Alternatively, I can encourage others by sharing my experience, strength, and hope. I can accept differing opinions and engage in honest discussion. When I humbly serve according to the guidelines of the group conscience, things move along smoothly and with less conflict. I learn and grow spiritually, and I am rewarded by feelings of satisfaction and peace.

Recommended Reading

Discovering the Principles

Group Conscience Meetings a the Twelve Traditions 1-6

What’s a Group Conscience? 7-9

Sexaholics Anonymous

Group Conscience Meetings 182

Twelve Steps and Twelve Traditions (AA)

Tradition Two 132-38

Long Form 189

Questions to Consider

  1. How does this Tradition apply to my SA group?

  2. How does Tradition Two promote tolerance? Patience? Unity?

  3. Am I willing to listen to others’ opinions with an open mind?

  4. Do I try to convince others that I am right?

  5. Am I able to support a group conscience with which I disagree?

  6. Do I refuse to participate in decisions and then blame others?

  7. How does this Tradition protect our group from my best intentions?

  8. How can I help to find the voice of the group?

  9. Am I a servant or do I tend to govern?

  10. Can I be trusted absolutely in my service work? Even with things no one else knows about?

  11. How does this Tradition and these questions apply to the other groups I am a part of, such as my family?

One Method for Reaching Informed Group Conscience

There are two general methods for a group to arrive at a decision. One is adversarial and the other is co-operative. With the adversarial method, opinionated individuals push their ideas, argue, and vote––the majority carrying the decision. This can leave behind a disgruntled minority that feels that the decision has unfairly lost sight of their truth. Using the co-operative method, we gather together in the spirit of harmony and mutual trust to share ideas and come to a group decision. 

In order to reach this cooperative group conscience, some groups use the following:

The members are disciplined to the thought of a cooperative group decision rather than someone's personal triumph. The group comes together in a receptive mood willing to find agreement. We avoid an argumentative spirit. We do not interested in a snap judgment, but instead want a solution that is best for all.

After an issue is presented, there is a period of silence for the group to become receptive. Then the chairperson goes around the room once or twice and asks each individual his or her views. The chairperson shares after the other members. No one speaks a second time until all have spoken. 

The meeting is not thrown open for general discussion because that would allow the more vocal members to set the tone of the debate. The cooperative method gives the least vocal members equal opportunity and equal responsibility. Formal motions are discouraged until there is a clear sense of the general feeling. With sensitive issues, it is more important to move slowly.

If there appears to be practical unanimity, there is a period of silence to see if a vote should be taken. If there is not sufficient unanimity, the vote is postponed until the next meeting. Members have time to reflect, meditate, pray and to become receptive. If a matter is urgent and we are unable to obtain substantial unanimity, we may settle for a majority.

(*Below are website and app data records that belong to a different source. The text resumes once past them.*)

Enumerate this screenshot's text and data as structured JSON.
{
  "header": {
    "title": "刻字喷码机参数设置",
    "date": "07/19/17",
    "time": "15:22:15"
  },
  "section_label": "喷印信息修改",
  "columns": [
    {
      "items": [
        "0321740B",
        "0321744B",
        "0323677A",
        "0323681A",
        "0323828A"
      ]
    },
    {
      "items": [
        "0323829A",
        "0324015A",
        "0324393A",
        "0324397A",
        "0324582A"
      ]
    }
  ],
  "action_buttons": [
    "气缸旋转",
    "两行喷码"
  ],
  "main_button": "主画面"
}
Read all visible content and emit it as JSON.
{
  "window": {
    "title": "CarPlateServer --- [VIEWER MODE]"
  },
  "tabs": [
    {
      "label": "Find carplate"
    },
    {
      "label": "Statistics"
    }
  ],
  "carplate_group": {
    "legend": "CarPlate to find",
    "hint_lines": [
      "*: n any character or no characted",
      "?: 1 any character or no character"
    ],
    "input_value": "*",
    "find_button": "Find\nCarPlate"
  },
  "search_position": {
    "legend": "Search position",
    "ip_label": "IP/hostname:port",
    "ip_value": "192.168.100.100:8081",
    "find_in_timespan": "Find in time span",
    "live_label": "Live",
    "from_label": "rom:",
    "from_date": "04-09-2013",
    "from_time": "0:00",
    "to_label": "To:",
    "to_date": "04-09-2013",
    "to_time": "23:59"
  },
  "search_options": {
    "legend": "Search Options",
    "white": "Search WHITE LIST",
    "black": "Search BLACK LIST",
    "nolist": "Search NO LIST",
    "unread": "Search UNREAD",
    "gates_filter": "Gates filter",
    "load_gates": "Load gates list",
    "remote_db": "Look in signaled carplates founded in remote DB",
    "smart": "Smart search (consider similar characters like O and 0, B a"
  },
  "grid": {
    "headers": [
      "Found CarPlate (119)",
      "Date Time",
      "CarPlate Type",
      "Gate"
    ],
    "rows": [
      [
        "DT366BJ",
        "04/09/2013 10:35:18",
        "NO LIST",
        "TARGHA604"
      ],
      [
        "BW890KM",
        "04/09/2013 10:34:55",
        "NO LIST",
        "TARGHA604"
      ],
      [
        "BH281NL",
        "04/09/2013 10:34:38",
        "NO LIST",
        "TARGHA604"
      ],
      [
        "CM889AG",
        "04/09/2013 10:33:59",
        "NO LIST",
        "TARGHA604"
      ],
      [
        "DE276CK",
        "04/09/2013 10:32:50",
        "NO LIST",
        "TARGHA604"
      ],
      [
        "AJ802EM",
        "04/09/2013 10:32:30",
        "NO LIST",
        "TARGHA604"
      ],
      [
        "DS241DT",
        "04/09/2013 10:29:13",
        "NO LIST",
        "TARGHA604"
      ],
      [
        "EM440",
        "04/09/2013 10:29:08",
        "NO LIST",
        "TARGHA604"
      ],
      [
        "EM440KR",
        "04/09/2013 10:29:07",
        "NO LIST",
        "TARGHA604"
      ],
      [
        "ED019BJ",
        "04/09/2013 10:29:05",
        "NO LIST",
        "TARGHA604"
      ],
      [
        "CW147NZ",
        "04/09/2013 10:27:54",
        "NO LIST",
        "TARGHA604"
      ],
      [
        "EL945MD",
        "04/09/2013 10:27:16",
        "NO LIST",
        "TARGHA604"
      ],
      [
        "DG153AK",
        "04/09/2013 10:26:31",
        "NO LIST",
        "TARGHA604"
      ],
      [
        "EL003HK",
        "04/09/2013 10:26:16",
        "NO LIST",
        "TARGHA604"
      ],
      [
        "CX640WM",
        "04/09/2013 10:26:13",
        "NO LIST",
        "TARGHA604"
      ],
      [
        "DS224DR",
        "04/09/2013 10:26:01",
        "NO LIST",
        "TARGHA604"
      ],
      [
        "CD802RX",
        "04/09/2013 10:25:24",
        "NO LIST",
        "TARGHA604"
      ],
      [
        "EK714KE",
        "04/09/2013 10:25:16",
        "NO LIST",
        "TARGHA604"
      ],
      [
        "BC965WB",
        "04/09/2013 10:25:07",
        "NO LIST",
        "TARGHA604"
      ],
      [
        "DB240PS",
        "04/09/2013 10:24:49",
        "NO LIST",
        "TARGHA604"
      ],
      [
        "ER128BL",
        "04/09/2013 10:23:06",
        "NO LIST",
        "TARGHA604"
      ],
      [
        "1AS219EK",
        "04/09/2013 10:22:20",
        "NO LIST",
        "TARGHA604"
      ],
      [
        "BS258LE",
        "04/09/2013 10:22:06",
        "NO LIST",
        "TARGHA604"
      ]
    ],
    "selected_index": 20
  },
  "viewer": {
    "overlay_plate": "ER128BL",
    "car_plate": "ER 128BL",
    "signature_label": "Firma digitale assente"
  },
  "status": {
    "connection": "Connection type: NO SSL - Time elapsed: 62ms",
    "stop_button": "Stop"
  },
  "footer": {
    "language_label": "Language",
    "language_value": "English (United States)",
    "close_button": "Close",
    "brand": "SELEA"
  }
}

Otherwise, we take the time we need to hear the voice of the group.

After any preliminary vote where there is substantial unanimity, those in the minority are given another opportunity to share their ideas. Following that, another vote is taken.

The group is to be wary of dominant opinions. We make sure the minority voice is heard. It may be decidedly persuasive, it may subtly influence the outcome, or it may not change the majority view at all. In any case it is important that it be heard. We must be careful, however, not to permit disagreement by the minority to delay a decision indefinitely. 

Using the co-operative method we accomplish more than with the adversarial method. The co-operative method is the way we try to live, in accordance with our Traditions.